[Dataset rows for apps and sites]
○ ○ ○ ○

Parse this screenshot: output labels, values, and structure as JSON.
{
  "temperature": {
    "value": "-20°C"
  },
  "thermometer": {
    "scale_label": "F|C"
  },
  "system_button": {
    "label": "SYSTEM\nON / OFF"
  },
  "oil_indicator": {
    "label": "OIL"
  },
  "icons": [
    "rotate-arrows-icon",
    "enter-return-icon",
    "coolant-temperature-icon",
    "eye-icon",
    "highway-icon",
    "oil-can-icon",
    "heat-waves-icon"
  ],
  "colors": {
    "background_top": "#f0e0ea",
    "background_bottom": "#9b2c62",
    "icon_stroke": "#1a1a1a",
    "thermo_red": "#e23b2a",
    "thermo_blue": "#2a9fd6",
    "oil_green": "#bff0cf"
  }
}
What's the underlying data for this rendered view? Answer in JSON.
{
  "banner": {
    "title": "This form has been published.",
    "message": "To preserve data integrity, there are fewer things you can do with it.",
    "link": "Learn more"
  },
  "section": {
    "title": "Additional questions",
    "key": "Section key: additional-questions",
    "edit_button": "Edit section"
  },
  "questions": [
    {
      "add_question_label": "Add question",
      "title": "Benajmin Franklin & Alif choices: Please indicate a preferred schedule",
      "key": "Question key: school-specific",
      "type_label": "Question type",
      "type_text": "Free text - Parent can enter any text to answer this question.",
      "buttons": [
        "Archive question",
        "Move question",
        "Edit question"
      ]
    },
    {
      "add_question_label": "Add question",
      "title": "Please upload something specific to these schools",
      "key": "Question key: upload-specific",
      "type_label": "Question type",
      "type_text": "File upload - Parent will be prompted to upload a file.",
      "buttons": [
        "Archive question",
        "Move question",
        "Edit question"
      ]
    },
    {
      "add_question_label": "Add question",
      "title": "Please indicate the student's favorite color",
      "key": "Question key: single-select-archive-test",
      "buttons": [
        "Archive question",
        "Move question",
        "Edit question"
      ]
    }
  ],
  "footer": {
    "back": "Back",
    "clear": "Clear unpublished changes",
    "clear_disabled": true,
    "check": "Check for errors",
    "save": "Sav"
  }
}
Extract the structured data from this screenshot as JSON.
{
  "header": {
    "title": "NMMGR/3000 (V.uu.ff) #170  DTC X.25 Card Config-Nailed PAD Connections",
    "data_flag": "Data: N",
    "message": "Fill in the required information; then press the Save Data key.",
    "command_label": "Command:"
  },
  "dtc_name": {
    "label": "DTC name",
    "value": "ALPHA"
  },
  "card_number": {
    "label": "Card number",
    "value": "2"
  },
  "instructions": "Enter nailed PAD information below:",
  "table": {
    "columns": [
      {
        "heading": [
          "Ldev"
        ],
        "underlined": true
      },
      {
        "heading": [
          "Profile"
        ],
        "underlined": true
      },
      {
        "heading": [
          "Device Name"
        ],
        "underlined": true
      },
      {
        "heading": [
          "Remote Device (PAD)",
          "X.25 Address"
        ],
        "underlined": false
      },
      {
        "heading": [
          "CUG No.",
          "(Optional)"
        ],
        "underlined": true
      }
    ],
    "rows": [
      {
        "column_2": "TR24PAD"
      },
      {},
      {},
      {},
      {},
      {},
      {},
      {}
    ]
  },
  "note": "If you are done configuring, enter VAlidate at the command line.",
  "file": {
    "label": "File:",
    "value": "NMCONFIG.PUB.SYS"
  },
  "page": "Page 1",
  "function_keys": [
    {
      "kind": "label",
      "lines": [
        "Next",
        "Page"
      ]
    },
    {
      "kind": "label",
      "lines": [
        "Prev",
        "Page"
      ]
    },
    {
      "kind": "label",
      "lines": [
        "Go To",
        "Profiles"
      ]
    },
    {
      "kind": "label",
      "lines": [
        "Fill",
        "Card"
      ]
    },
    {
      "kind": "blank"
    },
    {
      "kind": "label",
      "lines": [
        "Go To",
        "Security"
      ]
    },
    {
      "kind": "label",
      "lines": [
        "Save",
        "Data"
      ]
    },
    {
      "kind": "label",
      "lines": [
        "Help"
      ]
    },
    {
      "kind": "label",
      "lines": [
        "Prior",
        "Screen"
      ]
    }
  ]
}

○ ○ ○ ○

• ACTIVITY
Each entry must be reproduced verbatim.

• REPLY
Parse this screenshot: output labels, values, and structure as JSON.
{
  "temperature": {
    "value": "-20°C"
  },
  "thermometer": {
    "scale_label": "F|C"
  },
  "system_button": {
    "label": "SYSTEM\nON / OFF"
  },
  "oil_indicator": {
    "label": "OIL"
  },
  "icons": [
    "rotate-arrows-icon",
    "enter-return-icon",
    "coolant-temperature-icon",
    "eye-icon",
    "highway-icon",
    "oil-can-icon",
    "heat-waves-icon"
  ],
  "colors": {
    "background_top": "#f0e0ea",
    "background_bottom": "#9b2c62",
    "icon_stroke": "#1a1a1a",
    "thermo_red": "#e23b2a",
    "thermo_blue": "#2a9fd6",
    "oil_green": "#bff0cf"
  }
}
What's the underlying data for this rendered view? Answer in JSON.
{
  "banner": {
    "title": "This form has been published.",
    "message": "To preserve data integrity, there are fewer things you can do with it.",
    "link": "Learn more"
  },
  "section": {
    "title": "Additional questions",
    "key": "Section key: additional-questions",
    "edit_button": "Edit section"
  },
  "questions": [
    {
      "add_question_label": "Add question",
      "title": "Benajmin Franklin & Alif choices: Please indicate a preferred schedule",
      "key": "Question key: school-specific",
      "type_label": "Question type",
      "type_text": "Free text - Parent can enter any text to answer this question.",
      "buttons": [
        "Archive question",
        "Move question",
        "Edit question"
      ]
    },
    {
      "add_question_label": "Add question",
      "title": "Please upload something specific to these schools",
      "key": "Question key: upload-specific",
      "type_label": "Question type",
      "type_text": "File upload - Parent will be prompted to upload a file.",
      "buttons": [
        "Archive question",
        "Move question",
        "Edit question"
      ]
    },
    {
      "add_question_label": "Add question",
      "title": "Please indicate the student's favorite color",
      "key": "Question key: single-select-archive-test",
      "buttons": [
        "Archive question",
        "Move question",
        "Edit question"
      ]
    }
  ],
  "footer": {
    "back": "Back",
    "clear": "Clear unpublished changes",
    "clear_disabled": true,
    "check": "Check for errors",
    "save": "Sav"
  }
}
Extract the structured data from this screenshot as JSON.
{
  "header": {
    "title": "NMMGR/3000 (V.uu.ff) #170  DTC X.25 Card Config-Nailed PAD Connections",
    "data_flag": "Data: N",
    "message": "Fill in the required information; then press the Save Data key.",
    "command_label": "Command:"
  },
  "dtc_name": {
    "label": "DTC name",
    "value": "ALPHA"
  },
  "card_number": {
    "label": "Card number",
    "value": "2"
  },
  "instructions": "Enter nailed PAD information below:",
  "table": {
    "columns": [
      {
        "heading": [
          "Ldev"
        ],
        "underlined": true
      },
      {
        "heading": [
          "Profile"
        ],
        "underlined": true
      },
      {
        "heading": [
          "Device Name"
        ],
        "underlined": true
      },
      {
        "heading": [
          "Remote Device (PAD)",
          "X.25 Address"
        ],
        "underlined": false
      },
      {
        "heading": [
          "CUG No.",
          "(Optional)"
        ],
        "underlined": true
      }
    ],
    "rows": [
      {
        "column_2": "TR24PAD"
      },
      {},
      {},
      {},
      {},
      {},
      {},
      {}
    ]
  },
  "note": "If you are done configuring, enter VAlidate at the command line.",
  "file": {
    "label": "File:",
    "value": "NMCONFIG.PUB.SYS"
  },
  "page": "Page 1",
  "function_keys": [
    {
      "kind": "label",
      "lines": [
        "Next",
        "Page"
      ]
    },
    {
      "kind": "label",
      "lines": [
        "Prev",
        "Page"
      ]
    },
    {
      "kind": "label",
      "lines": [
        "Go To",
        "Profiles"
      ]
    },
    {
      "kind": "label",
      "lines": [
        "Fill",
        "Card"
      ]
    },
    {
      "kind": "blank"
    },
    {
      "kind": "label",
      "lines": [
        "Go To",
        "Security"
      ]
    },
    {
      "kind": "label",
      "lines": [
        "Save",
        "Data"
      ]
    },
    {
      "kind": "label",
      "lines": [
        "Help"
      ]
    },
    {
      "kind": "label",
      "lines": [
        "Prior",
        "Screen"
      ]
    }
  ]
}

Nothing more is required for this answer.